Left to right: Nik Kovac, Rocky Marcoux, Michael Murphy and Bob Donovan
illustration by Johanna Goodman
Milwaukee’s City Hall has been remarkably short on political theater for the past decade. With some exceptions – particularly the confrontational tactics and bribery conviction of former Ald. Michael McGee Jr., and the combative rhetoric of Ald. Bob Donovan – city government has avoided the acrimony and factionalism that increasingly defines its county, state and federal counterparts.
Insiders say much of the credit for keeping the city cool belongs to former Ald. Willie Hines Jr., who presided over the Common Council from April 2004 to Feb. 1 of this year.
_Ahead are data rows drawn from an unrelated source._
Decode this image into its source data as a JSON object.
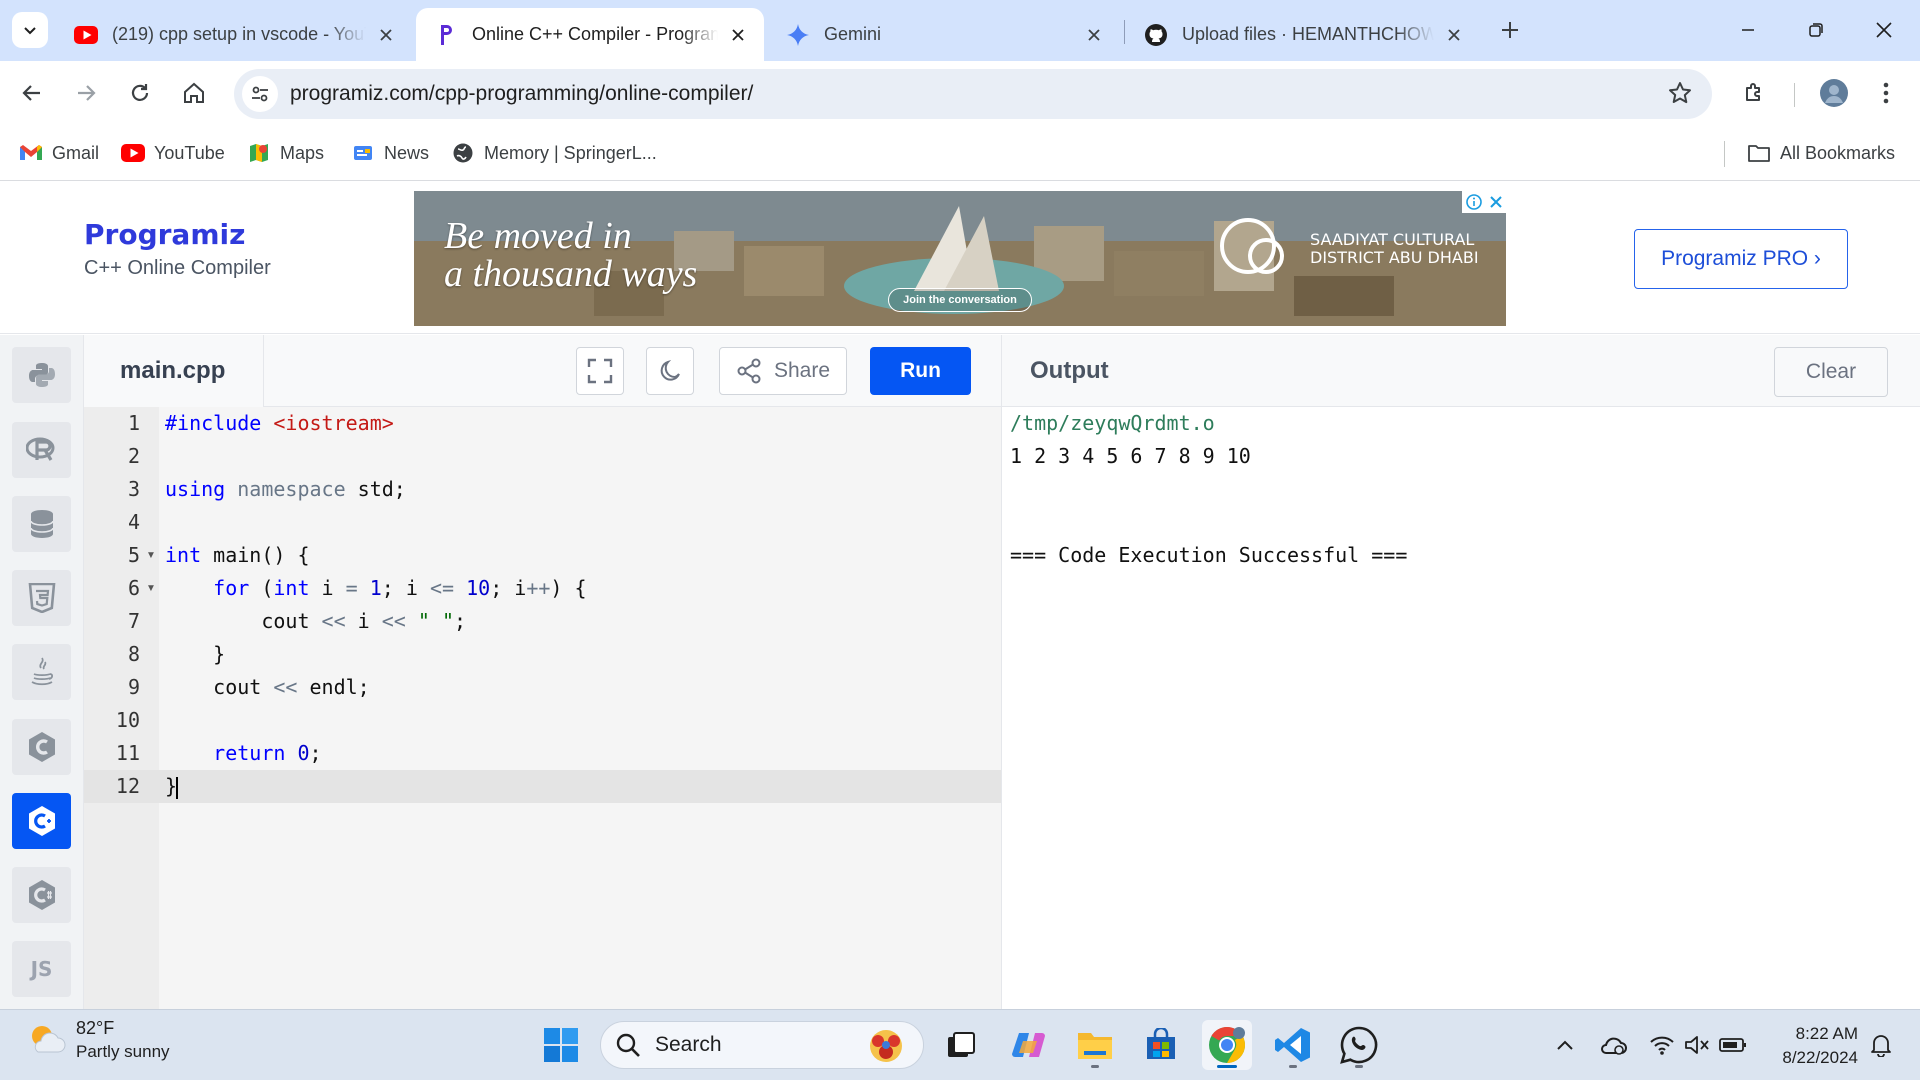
{
  "browser": {
    "tabs": [
      {
        "title": "(219) cpp setup in vscode - YouTube",
        "icon": "youtube-icon"
      },
      {
        "title": "Online C++ Compiler - Programiz",
        "icon": "programiz-icon",
        "active": true
      },
      {
        "title": "Gemini",
        "icon": "gemini-icon"
      },
      {
        "title": "Upload files · HEMANTHCHOWDARY",
        "icon": "github-icon"
      }
    ],
    "url": "programiz.com/cpp-programming/online-compiler/",
    "bookmarks": [
      {
        "label": "Gmail",
        "icon": "gmail-icon"
      },
      {
        "label": "YouTube",
        "icon": "youtube-icon"
      },
      {
        "label": "Maps",
        "icon": "maps-icon"
      },
      {
        "label": "News",
        "icon": "news-icon"
      },
      {
        "label": "Memory | SpringerL...",
        "icon": "globe-icon"
      }
    ],
    "all_bookmarks": "All Bookmarks"
  },
  "site": {
    "logo": "Programiz",
    "subtitle": "C++ Online Compiler",
    "pro_button": "Programiz PRO ›",
    "ad": {
      "headline_1": "Be moved in",
      "headline_2": "a thousand ways",
      "brand_1": "SAADIYAT CULTURAL",
      "brand_2": "DISTRICT ABU DHABI",
      "cta": "Join the conversation"
    }
  },
  "editor": {
    "file_name": "main.cpp",
    "share_label": "Share",
    "run_label": "Run",
    "line_numbers": [
      "1",
      "2",
      "3",
      "4",
      "5",
      "6",
      "7",
      "8",
      "9",
      "10",
      "11",
      "12"
    ],
    "lines": [
      "#include <iostream>",
      "",
      "using namespace std;",
      "",
      "int main() {",
      "    for (int i = 1; i <= 10; i++) {",
      "        cout << i << \" \";",
      "    }",
      "    cout << endl;",
      "",
      "    return 0;",
      "}"
    ]
  },
  "output": {
    "title": "Output",
    "clear_label": "Clear",
    "lines": [
      "/tmp/zeyqwQrdmt.o",
      "1 2 3 4 5 6 7 8 9 10",
      "",
      "",
      "=== Code Execution Successful ==="
    ]
  },
  "taskbar": {
    "temperature": "82°F",
    "condition": "Partly sunny",
    "search_placeholder": "Search",
    "time": "8:22 AM",
    "date": "8/22/2024"
  },
  "colors": {
    "run_blue": "#0556f3",
    "tabstrip": "#d3e3fd",
    "programiz_logo": "#2f3adb"
  }
}
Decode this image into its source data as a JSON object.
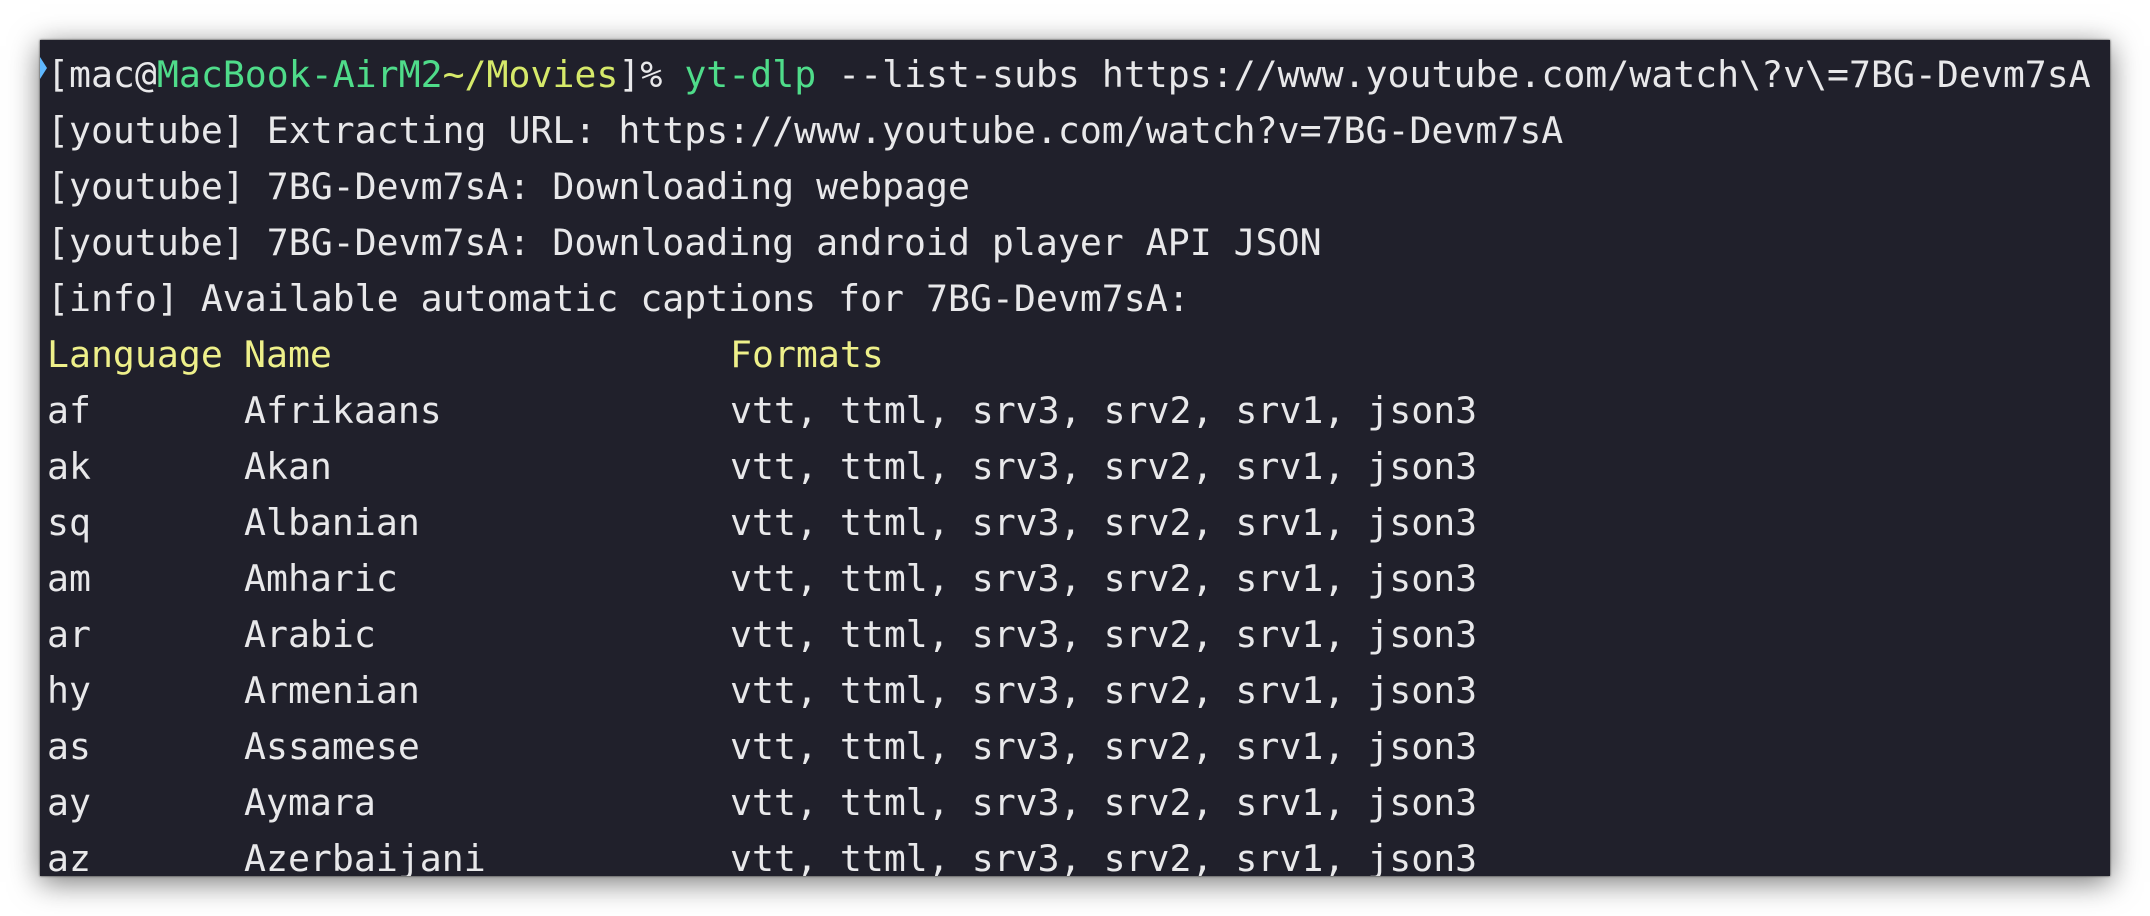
{
  "prompt": {
    "bracket_open": "[",
    "user": "mac@",
    "host": "MacBook-AirM2",
    "path": "~/Movies",
    "bracket_close": "]",
    "symbol": "% ",
    "command": "yt-dlp",
    "args": " --list-subs https://www.youtube.com/watch\\?v\\=7BG-Devm7sA"
  },
  "output": [
    "[youtube] Extracting URL: https://www.youtube.com/watch?v=7BG-Devm7sA",
    "[youtube] 7BG-Devm7sA: Downloading webpage",
    "[youtube] 7BG-Devm7sA: Downloading android player API JSON",
    "[info] Available automatic captions for 7BG-Devm7sA:"
  ],
  "table": {
    "headers": {
      "language": "Language",
      "name": "Name",
      "formats": "Formats"
    },
    "rows": [
      {
        "code": "af",
        "name": "Afrikaans",
        "formats": "vtt, ttml, srv3, srv2, srv1, json3"
      },
      {
        "code": "ak",
        "name": "Akan",
        "formats": "vtt, ttml, srv3, srv2, srv1, json3"
      },
      {
        "code": "sq",
        "name": "Albanian",
        "formats": "vtt, ttml, srv3, srv2, srv1, json3"
      },
      {
        "code": "am",
        "name": "Amharic",
        "formats": "vtt, ttml, srv3, srv2, srv1, json3"
      },
      {
        "code": "ar",
        "name": "Arabic",
        "formats": "vtt, ttml, srv3, srv2, srv1, json3"
      },
      {
        "code": "hy",
        "name": "Armenian",
        "formats": "vtt, ttml, srv3, srv2, srv1, json3"
      },
      {
        "code": "as",
        "name": "Assamese",
        "formats": "vtt, ttml, srv3, srv2, srv1, json3"
      },
      {
        "code": "ay",
        "name": "Aymara",
        "formats": "vtt, ttml, srv3, srv2, srv1, json3"
      },
      {
        "code": "az",
        "name": "Azerbaijani",
        "formats": "vtt, ttml, srv3, srv2, srv1, json3"
      }
    ]
  },
  "colors": {
    "background": "#20202b",
    "text": "#e8e8ea",
    "host": "#4fdc8a",
    "path": "#d6e96a",
    "command": "#4fdc8a",
    "header": "#eef08a",
    "marker": "#5fb8ff"
  },
  "icons": {
    "prompt_marker": "prompt-marker-icon"
  }
}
Hines agrees that his biggest accomplishment was getting the council to work together “for the greater good of the city.”
Now, with Hines’ departure to become associate director of the city Housing Authority, council members anticipate his successor, West Side Ald. Michael Murphy, will prompt the council to be more vocal and assertive, although not necessarily more contentious.
“I expect he’ll display the sharpness of his elbows a little bit more than I did,” Hines says, which could mean pressing Mayor Tom Barrett harder on carrying out council-
approved policies. Or, as Downtown Ald. Bob Bauman says, Murphy could attempt to “give the administration a stiffer backbone.”
Although Barrett, Murphy, Hines and most other council members agree on many issues, Murphy says he’s “a strong believer in checks and balances” who feels members should be able to disagree with each other and Barrett without personal attacks.
And whereas Hines was a low-profile supporter of Downtown and neighborhood development, council members expect Murphy to use the presidency to more visibly push his top issues. Murphy has already called for a regional summit on battling heroin abuse, and he’s a leading voice on the impact of mortgage foreclosures. He says his other priorities include addressing disproportionate black male unemployment and incarceration, and attracting residents interested in an urban lifestyle.
Both Murphy and Hines have said they’d like to be mayor some day, and the council president has a better platform than other council members for such a race. But where Hines once seemed to be positioning himself to run against Barrett, his move into the Barrett administration averts such a prospect – even though federal conflict-of-interest rules threw his Housing Authority job into doubt shortly after his appointment.
Murphy and Hines say they have no plans to challenge Barrett in 2016, leaving Sheriff David Clarke Jr., Ald. Joe Davis Sr. and possibly Donovan to ponder campaigns.
Meanwhile, here’s a look at whose stock is rising or falling as a result of Murphy’s first round of committee assignments:
(Rising) Nik Kovac
By naming the East Side alderman to succeed him as chairman of the Finance & Personnel Committee, Murphy has elevated Kovac, 36, to the council’s No. 2 spot. Kovac, a Harvard math graduate, says he wants to push back against state decisions that fiscally hamstring the city.
(Holding steady) Bob Donovan
The veteran South Side alderman is now the only council member without a committee chairmanship or vice chairmanship, extending his political isolation. But he’s still thankful that Murphy granted his No. 1 wish and returned him to the Public Safety Committee, which he once chaired, to pursue his signature issues of law and order.
(Dropping) Rocky Marcoux
Three of the city development commissioner’s critics – Bauman, Kovac and Walker’s Point Ald. Jose Perez – now dominate the five-member Zoning & Neighborhood Development Committee that oversees his department. Bauman and Kovac say they’ll press Marcoux to be more transparent.
Don’t expect a significant retreat from Hines’ collaborative style, Murphy says. After all, “as a middle child, I learned to recognize the importance of compromise.”